I was encouraged when I found out that the 10 year old player was describing the fight with the giant snake to his mother and she kept asking "where did they take you that you saw a snake that big?" and he kept saying, "No mom, it was imaginary and going on with the story." I was also encouraged when I found out she is going to let him play again. :)

And in case it needs saying, I was very pleased -even though I was surprised with some of their decisions-with these players and with the game. I hope they all had as much fun as I did. More thoughts on this at a later time. Yes, I will keep editing these posts as I think of/remember things and as I get time.

OD&D and Alignment - My House Rules

Unlike some, I both like and use Alignment in my game and it plays an important part. I try not to make it too complicated though. Lawful does not mean Good, but Lawful tends more toward good than not. Neutral is someone that is consistently in the middle and always avoids the extremes. Chaotic does not mean Evil, but Chaotic tends toward evil more than not. I also start players as Neutral unless they have declared themselves to be one thing or another.

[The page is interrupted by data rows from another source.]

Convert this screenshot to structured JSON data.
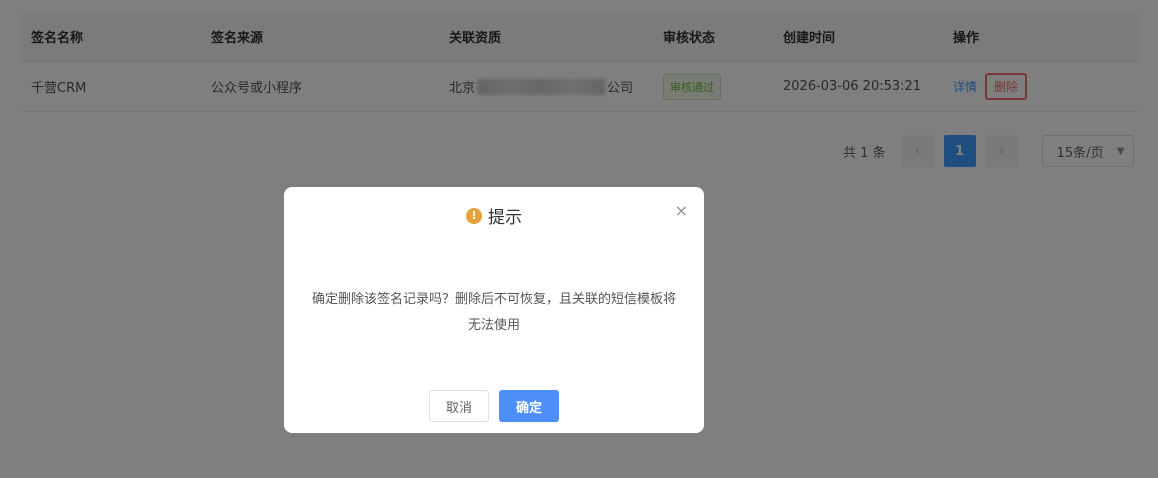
{
  "table": {
    "headers": [
      "签名名称",
      "签名来源",
      "关联资质",
      "审核状态",
      "创建时间",
      "操作"
    ],
    "rows": [
      {
        "name": "千营CRM",
        "source": "公众号或小程序",
        "qual_prefix": "北京",
        "qual_suffix": "公司",
        "status": "审核通过",
        "created": "2026-03-06 20:53:21",
        "detail": "详情",
        "delete": "删除"
      }
    ]
  },
  "pagination": {
    "total": "共 1 条",
    "prev": "‹",
    "page": "1",
    "next": "›",
    "page_size": "15条/页"
  },
  "dialog": {
    "title": "提示",
    "warn_glyph": "!",
    "close_glyph": "×",
    "message": "确定删除该签名记录吗？删除后不可恢复，且关联的短信模板将无法使用",
    "cancel": "取消",
    "confirm": "确定"
  },
  "colors": {
    "primary": "#409eff",
    "danger": "#f56c6c",
    "success": "#67c23a",
    "warning": "#e6a23c"
  }
}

As the players play, I keep mental tabs on their alignment and over time if they are consistenly one thing more than another, then I will let them know that their alignment has changed based on their in game actions. Why is this important? Well there are several reasons.

All major weapons in the game, such as swords, battle axes, bows etc. that are magic have an alignment. As such they can only be used by someone of like alignment. These weapons are Intelligent, but that may or may not be evident to the player character. Not all magic weapons have bonuses to hit or to damage, but they may have almost any thing as a power attached to the weapon. If someone of the wrong alignment or in some cases wrong alignment and wrong race (human, elf, dwarf, or hobbit) touches it they will get a mild shock. If they persist and try to use it they will receive 1d6 damage the first melee round, 2d6 the second melee round, 3d6 the third melee round ... you get the picture. Not only will they receive damage but they will in no case be able to use it against anyone or anything else. This also explains why monsters may or may not be using the magic weapons that they have in their possessions. If they are able to use it they usually will be using it. Players may lose magic weapons or other magic items, if their alignment changes.

Other magic items in the game may also in some cases have an alignment. More on that and magic weapons at a later time.

In addition, alignment may affect how certain spells effect a player character. The effect may be reduced or enhanced. Again more on that at a later time. I don't want to give too much away to my players, just hints.

Alignment will affect how different groups react to a player characters charisma when the player character is trying to achieve a certain goal in an interaction.

At a future date this post will be expanded and that will continue to be done from time to time. Original date of this post is 08/14/2009.

As an example in: The First Game of Our New Campaign - Part 1 the killing of the sleeping orcs is an evil act and is Chaotic in nature. Continued behavior of this time will move out little party from the default of Neutral to Chaotic and definitely rule out any of them being considered Lawful. It will affect many things, such as the usuability of the magic that they find. In addition, as they explore the dungeon, the intelligent monsters will learn to not expect quarter and as a consequence will not offer or grant quarter either. In my campaign, there are a lot of reasons not to kill if it is not immediately necessary. On the other hand, there are consequences pro and con, to not killing. The players will have to decide which set of pros and cons they prefer.

In a like manner, whether or not the player characters rescue (or try to) the farmer and/or recover his body for burial (or try to) and/or share some of the booty with either the rescued farmer and wife or with the widow, whichever the case may be, (assuming they survive) will also effect their alignment. Again, it is up to the players to make the decision and face the consequences. All decisions have consequences some good and some bad.

However, let us be clear, I will not do bad things to the player characters just because they do something other than what I might have done.